Items from a data source
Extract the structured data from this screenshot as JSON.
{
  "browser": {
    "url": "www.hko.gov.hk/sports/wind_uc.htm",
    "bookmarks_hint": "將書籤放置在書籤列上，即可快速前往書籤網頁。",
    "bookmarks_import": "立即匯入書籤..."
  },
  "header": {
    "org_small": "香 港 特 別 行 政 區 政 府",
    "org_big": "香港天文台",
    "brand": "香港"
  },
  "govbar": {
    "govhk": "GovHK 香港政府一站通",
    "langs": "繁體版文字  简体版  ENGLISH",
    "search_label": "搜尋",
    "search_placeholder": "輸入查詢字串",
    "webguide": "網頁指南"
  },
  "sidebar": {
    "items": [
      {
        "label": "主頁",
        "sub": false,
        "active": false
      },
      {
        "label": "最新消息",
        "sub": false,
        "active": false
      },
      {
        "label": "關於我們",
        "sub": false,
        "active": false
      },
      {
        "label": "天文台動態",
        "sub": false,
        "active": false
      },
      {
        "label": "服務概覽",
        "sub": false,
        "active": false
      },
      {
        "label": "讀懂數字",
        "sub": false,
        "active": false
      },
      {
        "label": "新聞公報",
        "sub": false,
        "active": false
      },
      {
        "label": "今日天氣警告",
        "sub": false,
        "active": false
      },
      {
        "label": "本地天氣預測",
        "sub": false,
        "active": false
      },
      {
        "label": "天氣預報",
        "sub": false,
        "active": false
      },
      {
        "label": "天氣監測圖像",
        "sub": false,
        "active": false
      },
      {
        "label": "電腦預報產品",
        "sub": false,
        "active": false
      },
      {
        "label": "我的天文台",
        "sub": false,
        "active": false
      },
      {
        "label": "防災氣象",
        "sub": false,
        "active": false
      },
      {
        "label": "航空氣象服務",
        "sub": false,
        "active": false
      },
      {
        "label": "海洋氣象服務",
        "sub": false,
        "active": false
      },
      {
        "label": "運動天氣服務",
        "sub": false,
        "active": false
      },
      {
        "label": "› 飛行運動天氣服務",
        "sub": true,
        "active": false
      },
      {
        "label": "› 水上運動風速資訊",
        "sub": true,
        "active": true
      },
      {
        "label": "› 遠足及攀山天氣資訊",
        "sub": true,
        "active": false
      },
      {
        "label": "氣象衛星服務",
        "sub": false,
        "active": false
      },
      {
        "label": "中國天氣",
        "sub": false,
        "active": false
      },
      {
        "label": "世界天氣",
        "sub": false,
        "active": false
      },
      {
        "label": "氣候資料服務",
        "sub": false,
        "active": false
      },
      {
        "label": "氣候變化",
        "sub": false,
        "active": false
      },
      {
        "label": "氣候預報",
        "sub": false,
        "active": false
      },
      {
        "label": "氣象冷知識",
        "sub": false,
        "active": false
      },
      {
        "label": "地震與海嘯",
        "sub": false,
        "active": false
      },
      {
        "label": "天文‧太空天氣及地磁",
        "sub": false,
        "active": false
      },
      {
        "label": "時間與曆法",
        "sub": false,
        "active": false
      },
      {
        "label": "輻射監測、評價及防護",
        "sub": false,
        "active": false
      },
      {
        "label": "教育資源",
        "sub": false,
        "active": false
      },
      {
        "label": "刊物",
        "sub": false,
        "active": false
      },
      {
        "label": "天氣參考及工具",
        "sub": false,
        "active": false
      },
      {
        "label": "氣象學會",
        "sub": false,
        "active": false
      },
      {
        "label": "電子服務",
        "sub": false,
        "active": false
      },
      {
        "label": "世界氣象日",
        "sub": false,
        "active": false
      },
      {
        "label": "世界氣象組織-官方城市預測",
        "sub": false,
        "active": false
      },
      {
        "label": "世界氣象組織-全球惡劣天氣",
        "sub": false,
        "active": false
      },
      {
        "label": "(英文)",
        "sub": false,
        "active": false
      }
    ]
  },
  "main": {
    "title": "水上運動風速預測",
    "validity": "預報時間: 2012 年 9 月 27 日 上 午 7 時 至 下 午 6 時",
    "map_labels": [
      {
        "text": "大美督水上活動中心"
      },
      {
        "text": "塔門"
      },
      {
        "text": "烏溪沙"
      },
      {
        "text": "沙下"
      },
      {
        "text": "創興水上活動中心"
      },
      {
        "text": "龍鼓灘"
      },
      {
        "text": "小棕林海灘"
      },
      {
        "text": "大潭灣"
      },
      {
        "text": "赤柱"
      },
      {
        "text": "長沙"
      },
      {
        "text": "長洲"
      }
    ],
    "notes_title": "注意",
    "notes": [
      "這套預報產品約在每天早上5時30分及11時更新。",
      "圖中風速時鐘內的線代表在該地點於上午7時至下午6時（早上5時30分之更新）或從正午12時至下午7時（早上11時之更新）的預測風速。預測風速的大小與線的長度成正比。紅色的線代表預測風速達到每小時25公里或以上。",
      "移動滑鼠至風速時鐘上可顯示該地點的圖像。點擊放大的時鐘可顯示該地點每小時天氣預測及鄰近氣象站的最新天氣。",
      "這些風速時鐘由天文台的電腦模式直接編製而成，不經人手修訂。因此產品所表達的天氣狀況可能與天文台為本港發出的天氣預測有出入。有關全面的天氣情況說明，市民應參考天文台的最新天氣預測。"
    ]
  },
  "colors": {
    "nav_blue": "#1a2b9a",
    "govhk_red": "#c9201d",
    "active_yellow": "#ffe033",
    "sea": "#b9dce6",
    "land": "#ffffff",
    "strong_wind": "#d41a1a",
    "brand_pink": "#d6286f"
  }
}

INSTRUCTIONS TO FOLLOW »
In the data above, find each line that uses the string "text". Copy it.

SOLUTION FOR THIS PROBLEM »
        "text": "大美督水上活動中心"
        "text": "塔門"
        "text": "烏溪沙"
        "text": "沙下"
        "text": "創興水上活動中心"
        "text": "龍鼓灘"
        "text": "小棕林海灘"
        "text": "大潭灣"
        "text": "赤柱"
        "text": "長沙"
        "text": "長洲"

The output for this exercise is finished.